The Supreme Court announced Monday it will decide the fate of the Affordable Care Act sometime next term, presumably after the presidential election.
The court's move ensures another major shift in the political landscape during the election season on an issue that has dominated American politics for the last decade. It will be the third time the court has heard a significant challenge to a law that impacts millions of Americans.
The dispute pits Democratic-led states led by California against the Trump administration and red states led by Texas.
The Affordable Care Act remains in effect in the meantime.
The court's decision to step in comes as somewhat of a surprise. Earlier in the term, the justices had turned down a request to expedite the case so that it could be heard this term before the election.
Conventional wisdom was that the court would decide to allow proceedings to continue in the courts below, and only step in after a final judgment. That could have taken months if not years, so but instead, the justices agreed to place the case on the docket for next term, which begins in October. That means the decision will only happen after the next election.
It's a victory for supporters of the law. They wanted the case to be heard this term, but their secondary argument was for next.
"For the third time, the fate of the Affordable Care Act almost certainly rests in the hands of Chief Justice (John) Roberts -- who has already voted twice to reject challenges to the statute. And the fact that any decision will come on the far side of the 2020 elections was certainly part of the court's calculus in agreeing to take up the case, as they'd previously refused to expedite the dispute so it could be resolved by this summer," said Steve Vladeck, CNN Supreme Court analyst and professor at the University of Texas School of Law.
"The fact that the court is stepping in now may be a good sign for the Affordable Care Act's defenders. The Court of Appeals had, perhaps disingenuously, held that there was still work for the trial court to do even in concluding that the ACA was unconstitutional, but the Justices aren't waiting for that to happen," Vladeck said. "That's an odd move if the justices are planning to simply agree with the lower courts, but a move that makes a lot more sense if a majority has doubts."
In 2012, Roberts cast the key vote in the 5-4 decision upholding the Affordable Care Act's holding that the individual mandate was valid under Congress' taxing power. But in 2017, the Republican-led Congress cut the tax penalty for those who lacked insurance to zero as part of the year-end tax overhaul.
Texas and other Republican-led states sued, arguing that since the mandate was no longer tied to a specific tax penalty, it had lost its legal underpinning. They also argued that because the individual mandate was intertwined with a multitude of other provisions, the entire law should fall, including protections for people with preexisting conditions.
The Trump administration filed briefs siding with Texas for the most part, although they have made a relatively new argument that the entire law should fall but the ruling should only apply to the 18 states that brought the challenge.
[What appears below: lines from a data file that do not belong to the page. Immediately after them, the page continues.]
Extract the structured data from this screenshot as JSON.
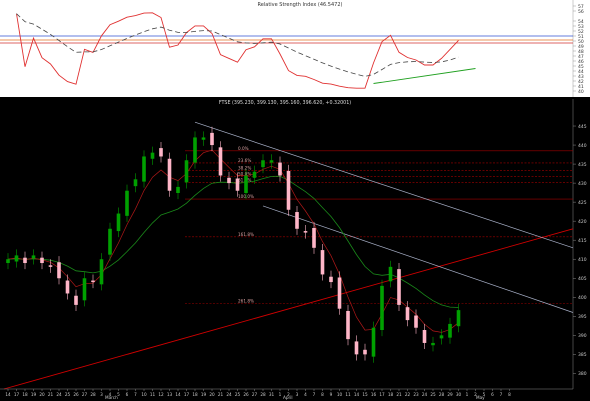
{
  "rsi_panel": {
    "title": "Relative Strength Index (46.5472)",
    "y_ticks": [
      "57",
      "56",
      "54",
      "53",
      "52",
      "51",
      "50",
      "49",
      "48",
      "47",
      "46",
      "45",
      "44",
      "43",
      "42",
      "41",
      "40"
    ]
  },
  "price_panel": {
    "title": "FTSE (395.230, 399.130, 395.160, 396.620, +0.32001)",
    "y_ticks": [
      "445",
      "440",
      "435",
      "430",
      "425",
      "420",
      "415",
      "410",
      "405",
      "400",
      "395",
      "390",
      "385",
      "380"
    ]
  },
  "fib_labels": [
    {
      "label": "0.0%",
      "value": 438.5
    },
    {
      "label": "23.6%",
      "value": 435.3
    },
    {
      "label": "38.2%",
      "value": 433.3
    },
    {
      "label": "50.0%",
      "value": 431.7
    },
    {
      "label": "61.8%",
      "value": 430.2
    },
    {
      "label": "100.0%",
      "value": 425.8
    },
    {
      "label": "161.8%",
      "value": 415.9
    },
    {
      "label": "261.8%",
      "value": 398.4
    }
  ],
  "x_axis": {
    "ticks": [
      "14",
      "17",
      "18",
      "19",
      "20",
      "21",
      "24",
      "25",
      "26",
      "27",
      "28",
      "3",
      "4",
      "5",
      "6",
      "7",
      "10",
      "11",
      "12",
      "13",
      "14",
      "17",
      "18",
      "19",
      "20",
      "21",
      "24",
      "25",
      "26",
      "27",
      "28",
      "31",
      "1",
      "2",
      "3",
      "4",
      "7",
      "8",
      "9",
      "10",
      "11",
      "14",
      "15",
      "16",
      "17",
      "18",
      "21",
      "22",
      "23",
      "24",
      "25",
      "28",
      "29",
      "30",
      "1",
      "2",
      "5",
      "6",
      "7",
      "8"
    ],
    "months": [
      "March",
      "April",
      "May"
    ]
  },
  "chart_data": {
    "type": "candlestick",
    "title": "FTSE (395.230, 399.130, 395.160, 396.620, +0.32001)",
    "ylim": [
      378,
      450
    ],
    "indicator": {
      "name": "Relative Strength Index (46.5472)",
      "ylim": [
        40,
        57
      ]
    },
    "x": [
      "14",
      "17",
      "18",
      "19",
      "20",
      "21",
      "24",
      "25",
      "26",
      "27",
      "28",
      "3",
      "4",
      "5",
      "6",
      "7",
      "10",
      "11",
      "12",
      "13",
      "14",
      "17",
      "18",
      "19",
      "20",
      "21",
      "24",
      "25",
      "26",
      "27",
      "28",
      "31",
      "1",
      "2",
      "3",
      "4",
      "7",
      "8",
      "9",
      "10",
      "11",
      "14",
      "15",
      "16",
      "17",
      "18",
      "21",
      "22",
      "23",
      "24",
      "25",
      "28",
      "29",
      "30"
    ],
    "close": [
      410,
      411,
      409,
      411,
      409,
      408,
      405,
      401,
      398,
      405,
      404,
      410,
      418,
      422,
      428,
      431,
      437,
      438,
      437,
      428,
      429,
      436,
      442,
      442,
      440,
      432,
      430,
      428,
      432,
      433,
      436,
      436,
      432,
      423,
      418,
      417,
      413,
      406,
      404,
      397,
      389,
      385,
      385,
      392,
      403,
      408,
      398,
      394,
      392,
      388,
      388,
      390,
      393,
      396.62
    ]
  },
  "colors": {
    "background": "#000000",
    "rsi_background": "#ffffff",
    "up_candle": "#00a000",
    "down_candle": "#ffb6c8",
    "fib_line": "#a00000",
    "trend_red": "#d00000",
    "channel": "#a8b0c8"
  }
}
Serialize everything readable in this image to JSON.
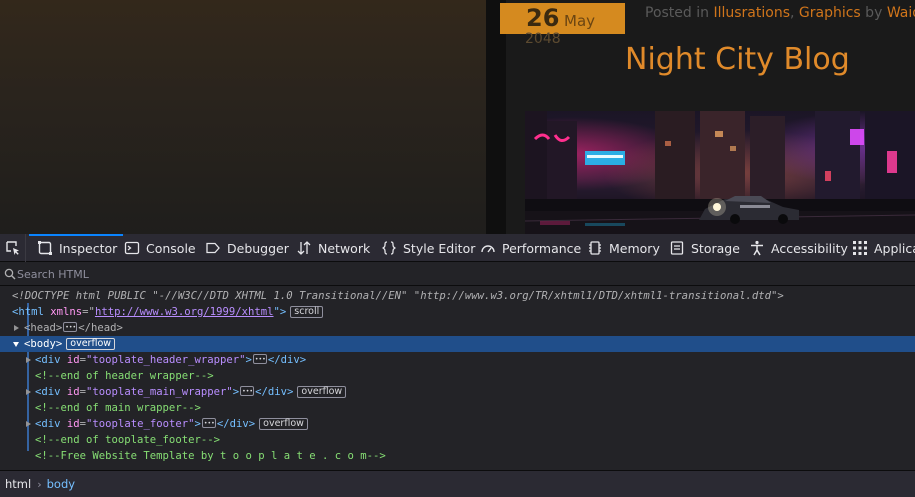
{
  "page": {
    "date_day": "26",
    "date_month": "May",
    "date_year": "2048",
    "meta_prefix": "Posted in ",
    "meta_cat1": "Illusrations",
    "meta_sep": ", ",
    "meta_cat2": "Graphics",
    "meta_by": " by ",
    "meta_author": "Waidroc",
    "blog_title": "Night City Blog",
    "hero_image_alt": "cyberpunk night city street with car and neon signs"
  },
  "devtools": {
    "tabs": [
      {
        "label": "Inspector",
        "icon": "inspector-icon",
        "active": true
      },
      {
        "label": "Console",
        "icon": "console-icon"
      },
      {
        "label": "Debugger",
        "icon": "debugger-icon"
      },
      {
        "label": "Network",
        "icon": "network-icon"
      },
      {
        "label": "Style Editor",
        "icon": "style-editor-icon"
      },
      {
        "label": "Performance",
        "icon": "performance-icon"
      },
      {
        "label": "Memory",
        "icon": "memory-icon"
      },
      {
        "label": "Storage",
        "icon": "storage-icon"
      },
      {
        "label": "Accessibility",
        "icon": "accessibility-icon"
      },
      {
        "label": "Applica",
        "icon": "application-icon"
      }
    ],
    "search_placeholder": "Search HTML",
    "markup": {
      "doctype": "<!DOCTYPE html PUBLIC \"-//W3C//DTD XHTML 1.0 Transitional//EN\" \"http://www.w3.org/TR/xhtml1/DTD/xhtml1-transitional.dtd\">",
      "html_open": "<html ",
      "html_attr": "xmlns",
      "html_eq": "=\"",
      "html_val": "http://www.w3.org/1999/xhtml",
      "html_close": "\">",
      "html_badge": "scroll",
      "head_open": "<head>",
      "head_close": "</head>",
      "body_tag": "<body>",
      "body_badge": "overflow",
      "div_open": "<div ",
      "id_attr": "id",
      "div1_id": "\"tooplate_header_wrapper\"",
      "gt": ">",
      "div_close": "</div>",
      "comment1": "<!--end of header wrapper-->",
      "div2_id": "\"tooplate_main_wrapper\"",
      "div2_badge": "overflow",
      "comment2": "<!--end of main wrapper-->",
      "div3_id": "\"tooplate_footer\"",
      "div3_badge": "overflow",
      "comment3": "<!--end of tooplate_footer-->",
      "comment4": "<!--Free Website Template by t o o p l a t e . c o m-->"
    },
    "breadcrumbs": [
      "html",
      "body"
    ]
  }
}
In December, a federal appeals court held that the individual mandate was unconstitutional. But critically, the court punted on whether the rest of the massive law -- even provisions unrelated to the mandate -- could remain on the books. Over 98 pages, the 2-1 appeals court asked a district court to review that issue -- infuriating supporters of the law. They contend the two Republican appointees in the majority were attempting to delay a decision that could gut the law until after the election.
California and other Democratic-led states had asked the Supreme Court to step in this term to review the decision.
This story has been updated to include additional background information.